INFORMATION SUPPLIED Block Start

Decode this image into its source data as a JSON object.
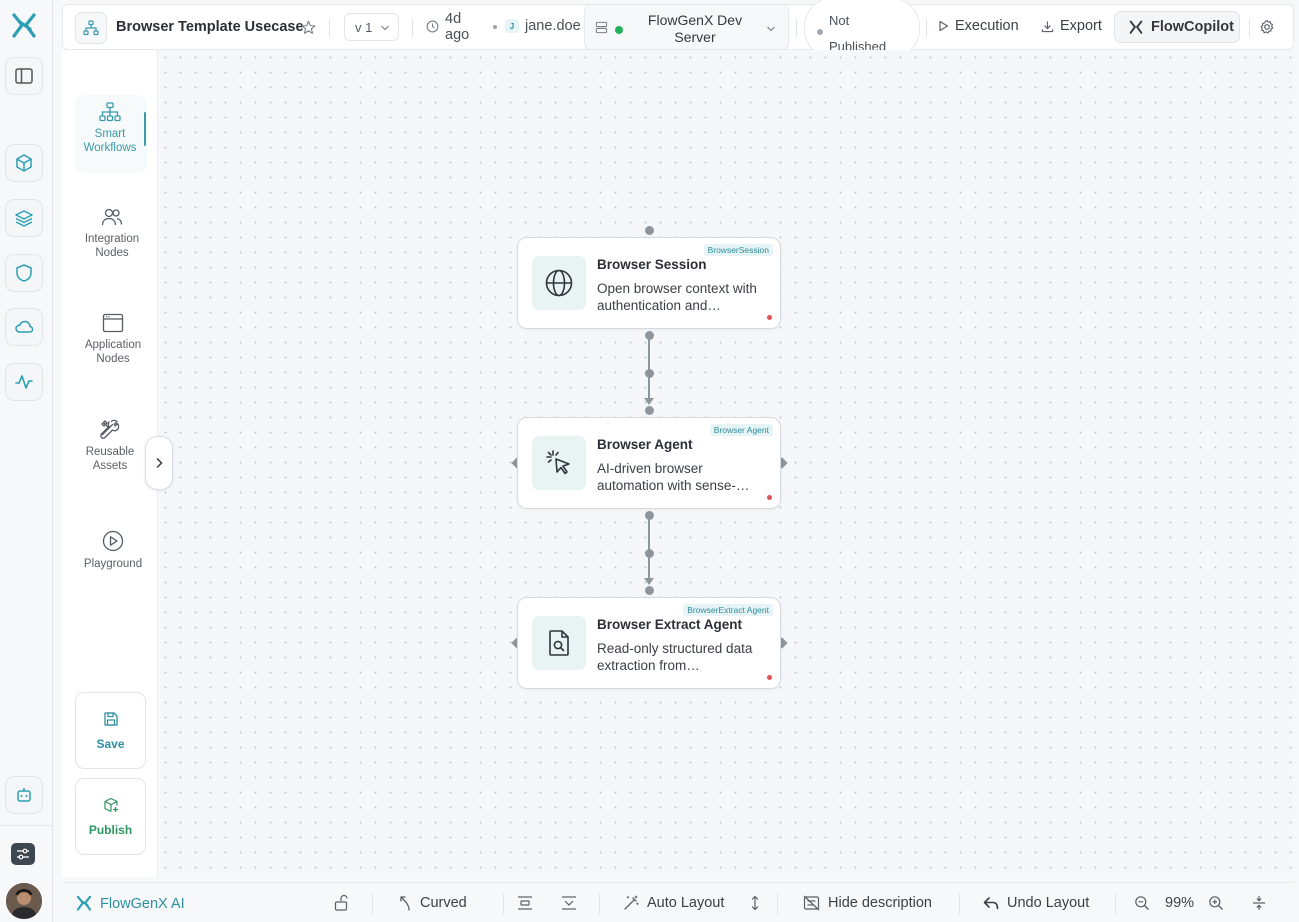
{
  "header": {
    "workflow_title": "Browser Template Usecase",
    "version": "v 1",
    "updated_ago": "4d ago",
    "user_initial": "J",
    "user": "jane.doe",
    "server_name": "FlowGenX Dev Server",
    "publish_status": "Not Published",
    "execution_label": "Execution",
    "export_label": "Export",
    "copilot_label": "FlowCopilot"
  },
  "sidebar": {
    "items": [
      {
        "label": "Smart Workflows",
        "icon": "sitemap-icon",
        "active": true
      },
      {
        "label": "Integration Nodes",
        "icon": "users-icon"
      },
      {
        "label": "Application Nodes",
        "icon": "window-icon"
      },
      {
        "label": "Reusable Assets",
        "icon": "tools-icon"
      },
      {
        "label": "Playground",
        "icon": "play-circle-icon"
      }
    ],
    "save_label": "Save",
    "publish_label": "Publish"
  },
  "nodes": [
    {
      "title": "Browser Session",
      "description": "Open browser context with authentication and…",
      "tag": "BrowserSession",
      "icon": "globe-icon"
    },
    {
      "title": "Browser Agent",
      "description": "AI-driven browser automation with sense-…",
      "tag": "Browser Agent",
      "icon": "pointer-click-icon"
    },
    {
      "title": "Browser Extract Agent",
      "description": "Read-only structured data extraction from…",
      "tag": "BrowserExtract Agent",
      "icon": "file-search-icon"
    }
  ],
  "bottombar": {
    "ai_label": "FlowGenX AI",
    "edge_style": "Curved",
    "auto_layout": "Auto Layout",
    "hide_description": "Hide description",
    "undo_layout": "Undo Layout",
    "zoom": "99%"
  },
  "colors": {
    "accent": "#3a9aaa",
    "publish_green": "#2d9660",
    "server_online": "#22b35a",
    "node_status_dot": "#e05252"
  }
}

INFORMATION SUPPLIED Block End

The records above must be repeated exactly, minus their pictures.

Decode this image into its source data as a JSON object.
{
  "header": {
    "workflow_title": "Browser Template Usecase",
    "version": "v 1",
    "updated_ago": "4d ago",
    "user_initial": "J",
    "user": "jane.doe",
    "server_name": "FlowGenX Dev Server",
    "publish_status": "Not Published",
    "execution_label": "Execution",
    "export_label": "Export",
    "copilot_label": "FlowCopilot"
  },
  "sidebar": {
    "items": [
      {
        "label": "Smart Workflows",
        "icon": "sitemap-icon",
        "active": true
      },
      {
        "label": "Integration Nodes",
        "icon": "users-icon"
      },
      {
        "label": "Application Nodes",
        "icon": "window-icon"
      },
      {
        "label": "Reusable Assets",
        "icon": "tools-icon"
      },
      {
        "label": "Playground",
        "icon": "play-circle-icon"
      }
    ],
    "save_label": "Save",
    "publish_label": "Publish"
  },
  "nodes": [
    {
      "title": "Browser Session",
      "description": "Open browser context with authentication and…",
      "tag": "BrowserSession",
      "icon": "globe-icon"
    },
    {
      "title": "Browser Agent",
      "description": "AI-driven browser automation with sense-…",
      "tag": "Browser Agent",
      "icon": "pointer-click-icon"
    },
    {
      "title": "Browser Extract Agent",
      "description": "Read-only structured data extraction from…",
      "tag": "BrowserExtract Agent",
      "icon": "file-search-icon"
    }
  ],
  "bottombar": {
    "ai_label": "FlowGenX AI",
    "edge_style": "Curved",
    "auto_layout": "Auto Layout",
    "hide_description": "Hide description",
    "undo_layout": "Undo Layout",
    "zoom": "99%"
  },
  "colors": {
    "accent": "#3a9aaa",
    "publish_green": "#2d9660",
    "server_online": "#22b35a",
    "node_status_dot": "#e05252"
  }
}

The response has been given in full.